• WHAT IS REQUIRED: The lines below that include "Sort" are to be found and copied.

++++ GIVEN ENTRIES

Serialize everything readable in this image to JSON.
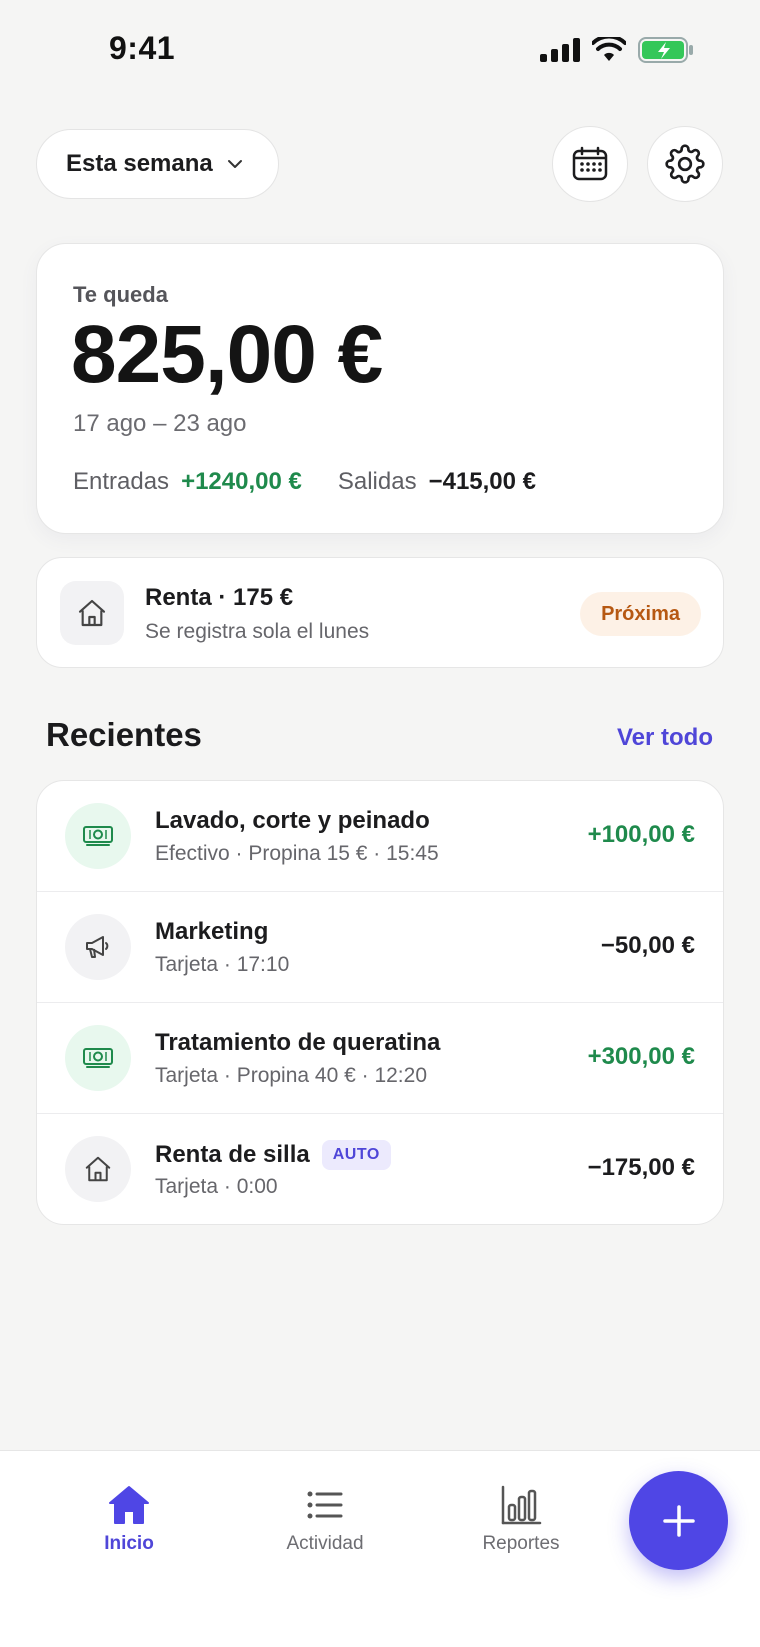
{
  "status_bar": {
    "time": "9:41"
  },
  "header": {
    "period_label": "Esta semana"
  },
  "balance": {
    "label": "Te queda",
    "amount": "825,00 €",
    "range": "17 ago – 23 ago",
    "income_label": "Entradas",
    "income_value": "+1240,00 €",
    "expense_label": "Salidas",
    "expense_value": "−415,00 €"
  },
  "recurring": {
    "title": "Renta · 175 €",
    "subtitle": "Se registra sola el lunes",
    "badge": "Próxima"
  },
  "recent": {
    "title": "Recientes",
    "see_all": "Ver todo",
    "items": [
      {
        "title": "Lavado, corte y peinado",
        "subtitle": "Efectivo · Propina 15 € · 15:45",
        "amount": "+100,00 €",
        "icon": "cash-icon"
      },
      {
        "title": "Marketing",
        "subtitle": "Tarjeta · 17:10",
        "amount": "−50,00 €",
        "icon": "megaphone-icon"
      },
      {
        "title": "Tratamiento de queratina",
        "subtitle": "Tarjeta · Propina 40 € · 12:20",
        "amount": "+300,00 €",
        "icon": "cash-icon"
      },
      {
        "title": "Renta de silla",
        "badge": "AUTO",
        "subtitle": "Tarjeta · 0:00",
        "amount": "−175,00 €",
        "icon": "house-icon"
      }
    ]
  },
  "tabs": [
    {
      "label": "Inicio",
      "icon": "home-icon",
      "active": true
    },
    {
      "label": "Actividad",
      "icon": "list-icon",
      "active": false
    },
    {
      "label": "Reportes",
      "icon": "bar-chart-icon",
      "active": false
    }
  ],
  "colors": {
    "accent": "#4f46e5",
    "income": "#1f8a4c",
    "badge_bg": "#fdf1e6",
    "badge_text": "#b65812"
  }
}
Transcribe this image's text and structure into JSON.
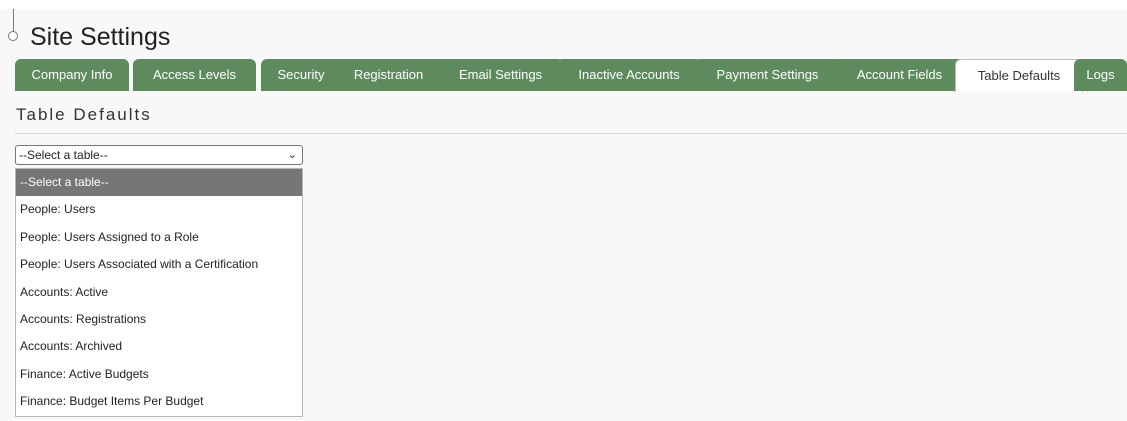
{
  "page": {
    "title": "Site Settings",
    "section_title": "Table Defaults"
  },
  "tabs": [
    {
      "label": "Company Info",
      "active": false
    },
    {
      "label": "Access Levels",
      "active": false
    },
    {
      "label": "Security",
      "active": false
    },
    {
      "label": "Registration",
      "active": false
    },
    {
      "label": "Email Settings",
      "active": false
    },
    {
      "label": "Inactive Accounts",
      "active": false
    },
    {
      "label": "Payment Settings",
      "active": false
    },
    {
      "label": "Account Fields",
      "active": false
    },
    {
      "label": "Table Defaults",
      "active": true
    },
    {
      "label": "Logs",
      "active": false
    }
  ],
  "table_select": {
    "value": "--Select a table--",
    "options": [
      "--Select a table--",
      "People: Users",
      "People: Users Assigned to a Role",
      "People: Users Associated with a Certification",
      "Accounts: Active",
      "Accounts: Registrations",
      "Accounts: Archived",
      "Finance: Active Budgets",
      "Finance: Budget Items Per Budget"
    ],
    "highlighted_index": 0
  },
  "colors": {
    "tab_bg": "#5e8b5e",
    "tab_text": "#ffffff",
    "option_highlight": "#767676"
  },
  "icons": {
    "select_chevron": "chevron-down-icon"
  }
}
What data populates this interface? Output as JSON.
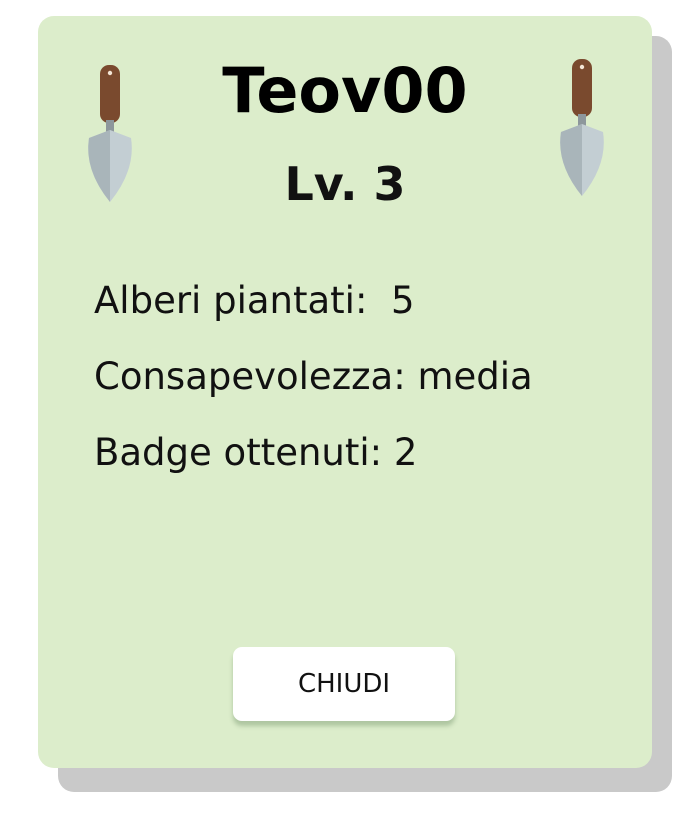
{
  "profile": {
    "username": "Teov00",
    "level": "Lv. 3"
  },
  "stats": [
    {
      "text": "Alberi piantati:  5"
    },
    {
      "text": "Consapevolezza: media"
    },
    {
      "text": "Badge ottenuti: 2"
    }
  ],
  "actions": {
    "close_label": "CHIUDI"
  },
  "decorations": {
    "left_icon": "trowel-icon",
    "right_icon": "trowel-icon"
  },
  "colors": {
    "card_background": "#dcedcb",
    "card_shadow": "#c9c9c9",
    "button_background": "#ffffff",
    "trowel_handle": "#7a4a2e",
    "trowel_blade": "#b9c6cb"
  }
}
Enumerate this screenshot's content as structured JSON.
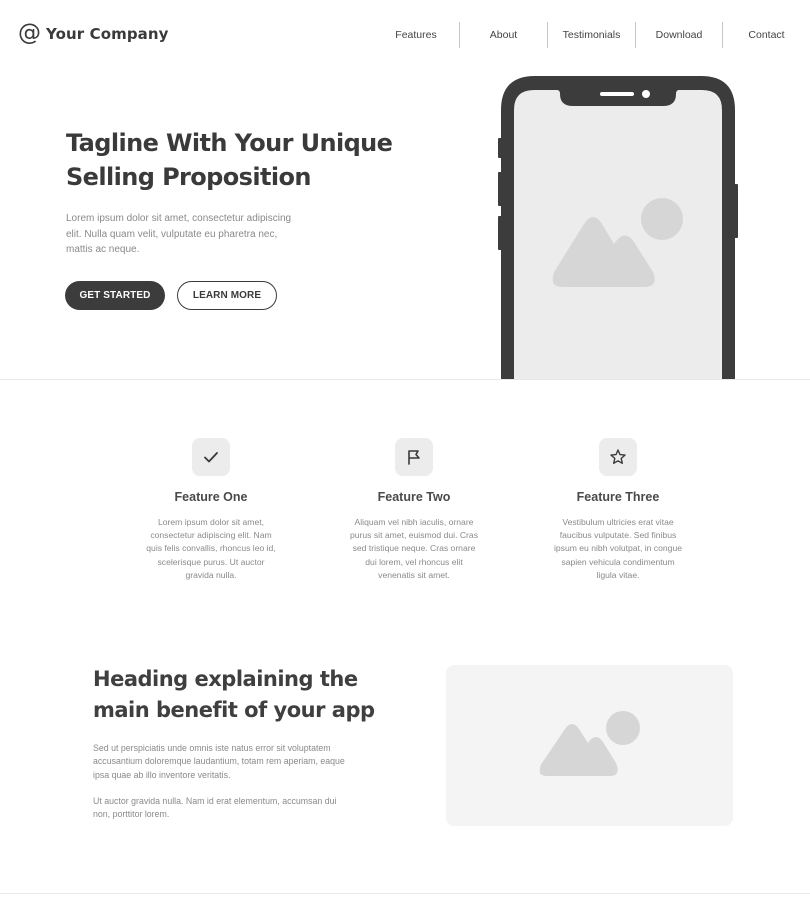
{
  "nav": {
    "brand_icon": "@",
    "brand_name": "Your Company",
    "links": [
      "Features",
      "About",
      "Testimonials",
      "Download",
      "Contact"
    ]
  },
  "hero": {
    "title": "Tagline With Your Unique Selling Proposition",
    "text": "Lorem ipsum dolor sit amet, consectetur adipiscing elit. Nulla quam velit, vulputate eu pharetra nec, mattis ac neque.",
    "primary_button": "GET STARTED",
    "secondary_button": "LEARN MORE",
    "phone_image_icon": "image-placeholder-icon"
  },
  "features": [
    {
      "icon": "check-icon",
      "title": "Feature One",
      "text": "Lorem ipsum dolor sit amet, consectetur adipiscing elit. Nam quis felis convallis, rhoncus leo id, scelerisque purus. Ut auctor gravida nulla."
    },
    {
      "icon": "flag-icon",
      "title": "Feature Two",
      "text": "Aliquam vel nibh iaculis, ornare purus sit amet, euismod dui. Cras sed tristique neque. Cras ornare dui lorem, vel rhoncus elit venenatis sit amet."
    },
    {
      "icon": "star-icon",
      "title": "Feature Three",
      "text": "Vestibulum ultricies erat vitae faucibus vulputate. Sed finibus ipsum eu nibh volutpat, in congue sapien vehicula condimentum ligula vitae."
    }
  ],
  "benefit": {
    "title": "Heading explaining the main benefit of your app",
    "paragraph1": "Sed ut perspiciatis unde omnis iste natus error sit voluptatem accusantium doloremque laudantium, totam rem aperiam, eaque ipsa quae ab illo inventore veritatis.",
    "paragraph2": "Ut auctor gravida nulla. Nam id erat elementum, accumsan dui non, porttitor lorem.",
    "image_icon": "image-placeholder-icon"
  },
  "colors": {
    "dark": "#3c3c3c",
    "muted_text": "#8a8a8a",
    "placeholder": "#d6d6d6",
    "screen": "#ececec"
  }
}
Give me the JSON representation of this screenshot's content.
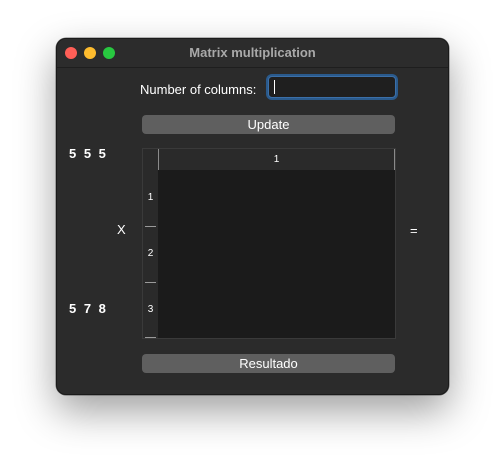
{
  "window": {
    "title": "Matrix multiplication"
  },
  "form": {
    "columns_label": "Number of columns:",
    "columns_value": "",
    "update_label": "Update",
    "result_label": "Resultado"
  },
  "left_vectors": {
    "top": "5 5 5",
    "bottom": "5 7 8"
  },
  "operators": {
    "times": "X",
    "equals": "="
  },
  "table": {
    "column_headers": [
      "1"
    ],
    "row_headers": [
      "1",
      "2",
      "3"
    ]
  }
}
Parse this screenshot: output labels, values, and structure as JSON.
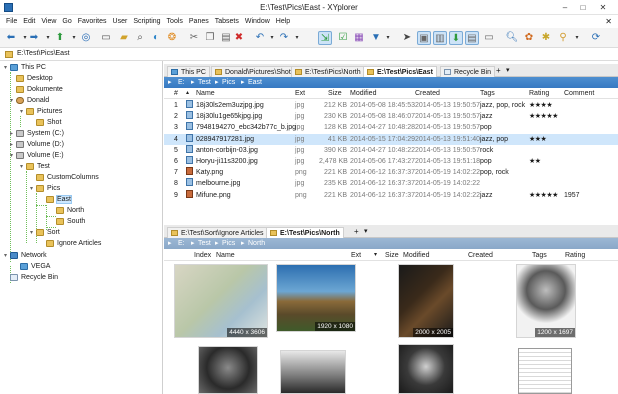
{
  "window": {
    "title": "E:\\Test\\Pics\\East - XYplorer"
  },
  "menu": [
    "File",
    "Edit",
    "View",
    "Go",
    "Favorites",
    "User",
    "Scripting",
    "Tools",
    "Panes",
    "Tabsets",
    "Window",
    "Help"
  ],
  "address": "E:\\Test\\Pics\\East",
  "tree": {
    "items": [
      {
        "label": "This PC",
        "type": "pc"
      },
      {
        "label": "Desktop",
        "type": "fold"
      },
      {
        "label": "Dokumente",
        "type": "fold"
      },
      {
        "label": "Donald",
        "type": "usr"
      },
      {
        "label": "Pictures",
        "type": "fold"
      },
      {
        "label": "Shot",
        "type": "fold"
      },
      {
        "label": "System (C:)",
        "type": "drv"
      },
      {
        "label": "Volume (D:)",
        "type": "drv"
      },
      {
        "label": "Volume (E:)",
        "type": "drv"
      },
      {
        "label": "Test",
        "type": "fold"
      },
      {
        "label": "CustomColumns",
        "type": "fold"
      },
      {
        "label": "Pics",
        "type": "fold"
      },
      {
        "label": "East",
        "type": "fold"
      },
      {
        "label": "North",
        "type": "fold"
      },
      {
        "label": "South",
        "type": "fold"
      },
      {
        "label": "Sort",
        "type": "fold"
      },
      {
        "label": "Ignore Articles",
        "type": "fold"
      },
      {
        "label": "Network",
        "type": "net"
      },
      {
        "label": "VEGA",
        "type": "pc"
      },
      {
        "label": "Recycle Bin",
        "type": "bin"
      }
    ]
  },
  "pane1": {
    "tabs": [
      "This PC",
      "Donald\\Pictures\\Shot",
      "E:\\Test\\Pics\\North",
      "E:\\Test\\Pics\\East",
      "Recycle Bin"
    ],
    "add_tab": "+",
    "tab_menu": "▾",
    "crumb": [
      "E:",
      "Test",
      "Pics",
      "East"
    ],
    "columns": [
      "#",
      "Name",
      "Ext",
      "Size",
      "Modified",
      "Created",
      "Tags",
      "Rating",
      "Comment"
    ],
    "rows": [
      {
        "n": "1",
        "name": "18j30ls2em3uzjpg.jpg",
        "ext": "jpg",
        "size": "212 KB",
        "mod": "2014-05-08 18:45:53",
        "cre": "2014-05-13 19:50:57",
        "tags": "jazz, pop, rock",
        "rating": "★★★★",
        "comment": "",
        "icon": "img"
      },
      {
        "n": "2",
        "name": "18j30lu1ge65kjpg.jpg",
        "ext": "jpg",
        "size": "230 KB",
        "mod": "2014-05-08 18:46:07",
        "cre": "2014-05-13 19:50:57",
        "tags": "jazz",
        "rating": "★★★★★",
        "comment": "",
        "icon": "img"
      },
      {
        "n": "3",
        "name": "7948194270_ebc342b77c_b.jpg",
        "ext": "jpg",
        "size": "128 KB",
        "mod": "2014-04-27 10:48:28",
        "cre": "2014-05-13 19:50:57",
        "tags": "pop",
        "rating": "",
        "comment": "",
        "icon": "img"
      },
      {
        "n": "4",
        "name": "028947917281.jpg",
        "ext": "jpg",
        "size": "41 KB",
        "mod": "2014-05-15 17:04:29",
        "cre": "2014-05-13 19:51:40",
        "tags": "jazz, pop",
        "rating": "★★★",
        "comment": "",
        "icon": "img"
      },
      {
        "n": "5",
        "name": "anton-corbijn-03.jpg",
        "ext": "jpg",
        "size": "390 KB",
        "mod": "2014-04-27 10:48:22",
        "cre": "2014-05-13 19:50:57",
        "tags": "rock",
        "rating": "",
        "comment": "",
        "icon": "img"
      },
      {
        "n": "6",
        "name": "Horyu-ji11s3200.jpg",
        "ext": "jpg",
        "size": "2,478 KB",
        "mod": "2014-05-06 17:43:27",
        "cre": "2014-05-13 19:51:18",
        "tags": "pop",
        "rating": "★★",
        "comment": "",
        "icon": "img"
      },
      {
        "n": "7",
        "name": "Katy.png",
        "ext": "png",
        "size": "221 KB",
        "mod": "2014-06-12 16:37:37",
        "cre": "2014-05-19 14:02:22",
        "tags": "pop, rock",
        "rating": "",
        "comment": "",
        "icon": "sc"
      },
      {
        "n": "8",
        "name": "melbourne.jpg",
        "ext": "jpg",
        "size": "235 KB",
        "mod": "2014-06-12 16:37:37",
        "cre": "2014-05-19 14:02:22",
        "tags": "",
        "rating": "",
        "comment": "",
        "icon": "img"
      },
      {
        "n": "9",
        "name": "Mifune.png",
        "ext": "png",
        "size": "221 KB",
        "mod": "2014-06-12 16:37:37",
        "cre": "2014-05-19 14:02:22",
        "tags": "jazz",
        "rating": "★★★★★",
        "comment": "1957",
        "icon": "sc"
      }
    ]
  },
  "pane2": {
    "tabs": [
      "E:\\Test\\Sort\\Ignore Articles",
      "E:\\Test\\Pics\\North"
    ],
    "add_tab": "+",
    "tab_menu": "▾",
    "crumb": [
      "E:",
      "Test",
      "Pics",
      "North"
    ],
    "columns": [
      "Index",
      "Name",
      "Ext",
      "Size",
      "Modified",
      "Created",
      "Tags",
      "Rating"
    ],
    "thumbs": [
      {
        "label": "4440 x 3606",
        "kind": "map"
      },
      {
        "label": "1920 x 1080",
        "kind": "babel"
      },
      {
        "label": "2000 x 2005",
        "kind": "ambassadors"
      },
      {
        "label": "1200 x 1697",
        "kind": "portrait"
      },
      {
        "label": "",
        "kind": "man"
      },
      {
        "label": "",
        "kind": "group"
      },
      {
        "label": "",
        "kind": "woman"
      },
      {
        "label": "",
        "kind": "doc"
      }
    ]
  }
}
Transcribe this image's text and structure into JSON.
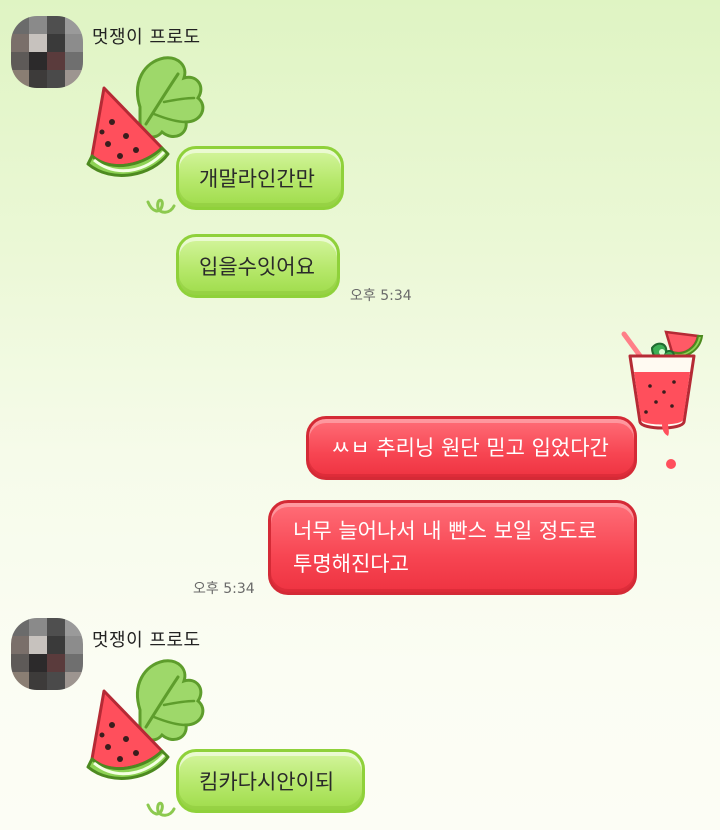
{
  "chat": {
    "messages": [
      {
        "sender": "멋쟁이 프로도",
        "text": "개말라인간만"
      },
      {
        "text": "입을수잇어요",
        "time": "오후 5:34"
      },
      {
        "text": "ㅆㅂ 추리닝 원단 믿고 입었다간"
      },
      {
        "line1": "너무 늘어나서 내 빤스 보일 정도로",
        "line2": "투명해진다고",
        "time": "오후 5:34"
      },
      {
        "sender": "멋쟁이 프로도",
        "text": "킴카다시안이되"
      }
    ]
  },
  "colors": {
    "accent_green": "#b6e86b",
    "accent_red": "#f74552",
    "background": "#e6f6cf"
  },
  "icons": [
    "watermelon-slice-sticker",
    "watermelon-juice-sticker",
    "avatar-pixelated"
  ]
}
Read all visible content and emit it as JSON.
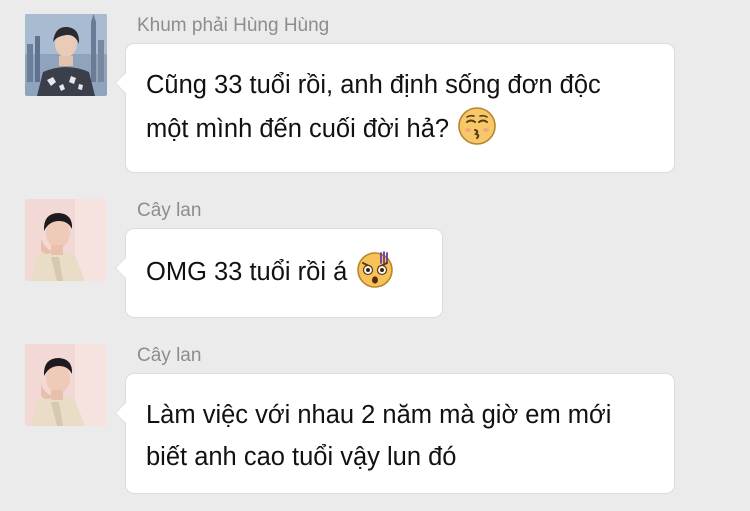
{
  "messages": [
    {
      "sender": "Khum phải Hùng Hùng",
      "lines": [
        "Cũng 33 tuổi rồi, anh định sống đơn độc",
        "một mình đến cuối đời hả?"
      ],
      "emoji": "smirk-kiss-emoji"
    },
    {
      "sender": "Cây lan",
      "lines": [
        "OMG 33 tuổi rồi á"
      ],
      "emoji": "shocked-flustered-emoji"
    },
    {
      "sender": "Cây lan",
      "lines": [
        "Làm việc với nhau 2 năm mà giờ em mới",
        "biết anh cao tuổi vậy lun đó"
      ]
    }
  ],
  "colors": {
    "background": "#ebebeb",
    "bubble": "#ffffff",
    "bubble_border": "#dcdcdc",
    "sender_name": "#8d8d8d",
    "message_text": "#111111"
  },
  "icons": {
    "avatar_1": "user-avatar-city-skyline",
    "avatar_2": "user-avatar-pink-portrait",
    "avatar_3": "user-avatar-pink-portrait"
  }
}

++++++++

• TASK RESULT:
        "label": "Sort",
      "E:\\Test\\Sort\\Ignore Articles",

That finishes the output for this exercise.